[Records supplied Boundary: Start]
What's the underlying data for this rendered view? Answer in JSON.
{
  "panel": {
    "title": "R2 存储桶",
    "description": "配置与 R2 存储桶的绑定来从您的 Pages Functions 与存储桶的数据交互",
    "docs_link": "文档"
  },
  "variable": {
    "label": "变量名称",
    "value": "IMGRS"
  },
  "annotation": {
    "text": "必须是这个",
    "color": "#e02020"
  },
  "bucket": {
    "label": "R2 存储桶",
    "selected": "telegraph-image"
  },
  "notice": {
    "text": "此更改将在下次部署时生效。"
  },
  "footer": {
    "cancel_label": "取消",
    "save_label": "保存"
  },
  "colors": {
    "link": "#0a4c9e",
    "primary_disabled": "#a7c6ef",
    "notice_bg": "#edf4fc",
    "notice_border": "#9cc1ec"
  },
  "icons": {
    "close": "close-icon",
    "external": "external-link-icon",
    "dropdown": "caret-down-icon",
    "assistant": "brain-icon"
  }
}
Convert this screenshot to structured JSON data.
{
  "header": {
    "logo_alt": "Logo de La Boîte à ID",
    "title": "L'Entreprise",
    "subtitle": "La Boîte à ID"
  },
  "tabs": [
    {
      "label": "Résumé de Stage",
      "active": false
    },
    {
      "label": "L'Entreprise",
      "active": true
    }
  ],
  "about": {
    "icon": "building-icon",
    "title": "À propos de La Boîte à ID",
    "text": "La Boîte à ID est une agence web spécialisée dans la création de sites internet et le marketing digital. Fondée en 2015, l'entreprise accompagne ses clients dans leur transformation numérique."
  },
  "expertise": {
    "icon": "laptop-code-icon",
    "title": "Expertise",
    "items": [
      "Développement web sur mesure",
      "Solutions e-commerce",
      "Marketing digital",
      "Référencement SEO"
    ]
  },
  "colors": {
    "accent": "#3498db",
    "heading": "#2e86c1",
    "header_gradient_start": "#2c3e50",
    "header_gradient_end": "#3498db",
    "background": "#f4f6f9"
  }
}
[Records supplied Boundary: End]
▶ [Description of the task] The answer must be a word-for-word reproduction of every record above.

▶ [Solution for this task]
What's the underlying data for this rendered view? Answer in JSON.
{
  "panel": {
    "title": "R2 存储桶",
    "description": "配置与 R2 存储桶的绑定来从您的 Pages Functions 与存储桶的数据交互",
    "docs_link": "文档"
  },
  "variable": {
    "label": "变量名称",
    "value": "IMGRS"
  },
  "annotation": {
    "text": "必须是这个",
    "color": "#e02020"
  },
  "bucket": {
    "label": "R2 存储桶",
    "selected": "telegraph-image"
  },
  "notice": {
    "text": "此更改将在下次部署时生效。"
  },
  "footer": {
    "cancel_label": "取消",
    "save_label": "保存"
  },
  "colors": {
    "link": "#0a4c9e",
    "primary_disabled": "#a7c6ef",
    "notice_bg": "#edf4fc",
    "notice_border": "#9cc1ec"
  },
  "icons": {
    "close": "close-icon",
    "external": "external-link-icon",
    "dropdown": "caret-down-icon",
    "assistant": "brain-icon"
  }
}
Convert this screenshot to structured JSON data.
{
  "header": {
    "logo_alt": "Logo de La Boîte à ID",
    "title": "L'Entreprise",
    "subtitle": "La Boîte à ID"
  },
  "tabs": [
    {
      "label": "Résumé de Stage",
      "active": false
    },
    {
      "label": "L'Entreprise",
      "active": true
    }
  ],
  "about": {
    "icon": "building-icon",
    "title": "À propos de La Boîte à ID",
    "text": "La Boîte à ID est une agence web spécialisée dans la création de sites internet et le marketing digital. Fondée en 2015, l'entreprise accompagne ses clients dans leur transformation numérique."
  },
  "expertise": {
    "icon": "laptop-code-icon",
    "title": "Expertise",
    "items": [
      "Développement web sur mesure",
      "Solutions e-commerce",
      "Marketing digital",
      "Référencement SEO"
    ]
  },
  "colors": {
    "accent": "#3498db",
    "heading": "#2e86c1",
    "header_gradient_start": "#2c3e50",
    "header_gradient_end": "#3498db",
    "background": "#f4f6f9"
  }
}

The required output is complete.